BEGIN

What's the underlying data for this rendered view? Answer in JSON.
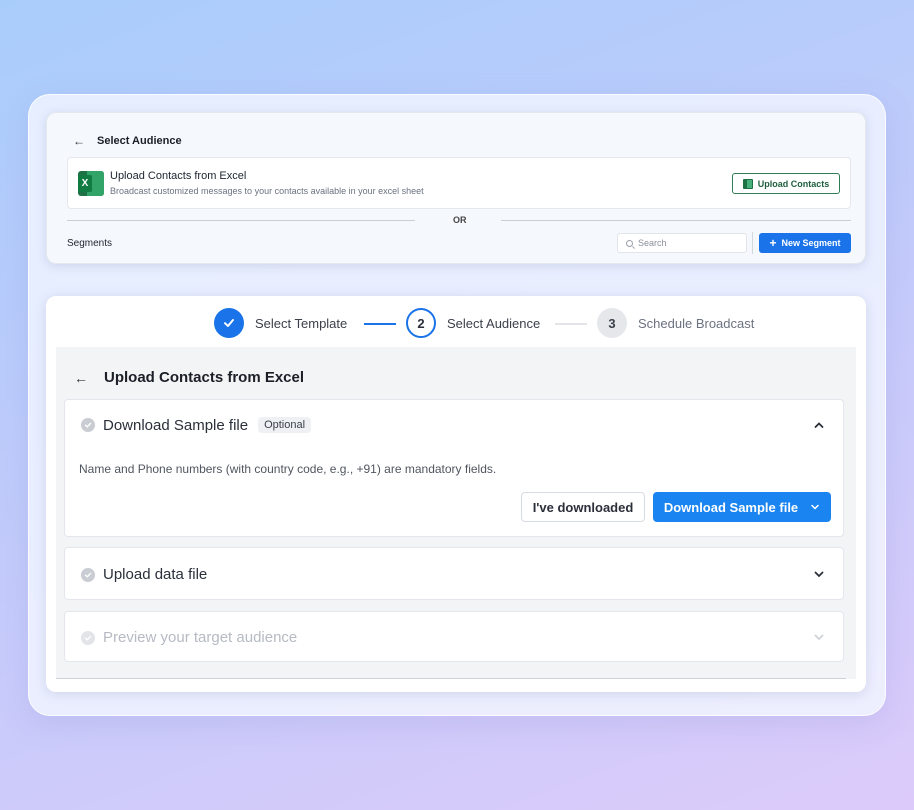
{
  "select_audience": {
    "title": "Select Audience",
    "excel": {
      "title": "Upload Contacts from Excel",
      "subtitle": "Broadcast customized messages to your contacts available in your excel sheet",
      "button_label": "Upload Contacts"
    },
    "divider_text": "OR",
    "segments_label": "Segments",
    "search_placeholder": "Search",
    "new_segment_label": "New Segment"
  },
  "stepper": [
    {
      "number": "1",
      "label": "Select Template",
      "state": "done"
    },
    {
      "number": "2",
      "label": "Select Audience",
      "state": "active"
    },
    {
      "number": "3",
      "label": "Schedule Broadcast",
      "state": "pending"
    }
  ],
  "upload_panel": {
    "title": "Upload Contacts from Excel",
    "sections": [
      {
        "title": "Download Sample file",
        "badge": "Optional",
        "expanded": true,
        "description": "Name and Phone numbers (with country code, e.g., +91) are mandatory fields.",
        "secondary_button": "I've downloaded",
        "primary_button": "Download Sample file"
      },
      {
        "title": "Upload data file",
        "expanded": false
      },
      {
        "title": "Preview your target audience",
        "expanded": false,
        "disabled": true
      }
    ]
  },
  "colors": {
    "primary": "#1a73e8",
    "excel_green": "#1e7145",
    "muted_check": "#c9ccd3"
  }
}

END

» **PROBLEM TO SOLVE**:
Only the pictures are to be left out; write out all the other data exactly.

» **OUTPUT FOR THIS TASK**:
What's the underlying data for this rendered view? Answer in JSON.
{
  "select_audience": {
    "title": "Select Audience",
    "excel": {
      "title": "Upload Contacts from Excel",
      "subtitle": "Broadcast customized messages to your contacts available in your excel sheet",
      "button_label": "Upload Contacts"
    },
    "divider_text": "OR",
    "segments_label": "Segments",
    "search_placeholder": "Search",
    "new_segment_label": "New Segment"
  },
  "stepper": [
    {
      "number": "1",
      "label": "Select Template",
      "state": "done"
    },
    {
      "number": "2",
      "label": "Select Audience",
      "state": "active"
    },
    {
      "number": "3",
      "label": "Schedule Broadcast",
      "state": "pending"
    }
  ],
  "upload_panel": {
    "title": "Upload Contacts from Excel",
    "sections": [
      {
        "title": "Download Sample file",
        "badge": "Optional",
        "expanded": true,
        "description": "Name and Phone numbers (with country code, e.g., +91) are mandatory fields.",
        "secondary_button": "I've downloaded",
        "primary_button": "Download Sample file"
      },
      {
        "title": "Upload data file",
        "expanded": false
      },
      {
        "title": "Preview your target audience",
        "expanded": false,
        "disabled": true
      }
    ]
  },
  "colors": {
    "primary": "#1a73e8",
    "excel_green": "#1e7145",
    "muted_check": "#c9ccd3"
  }
}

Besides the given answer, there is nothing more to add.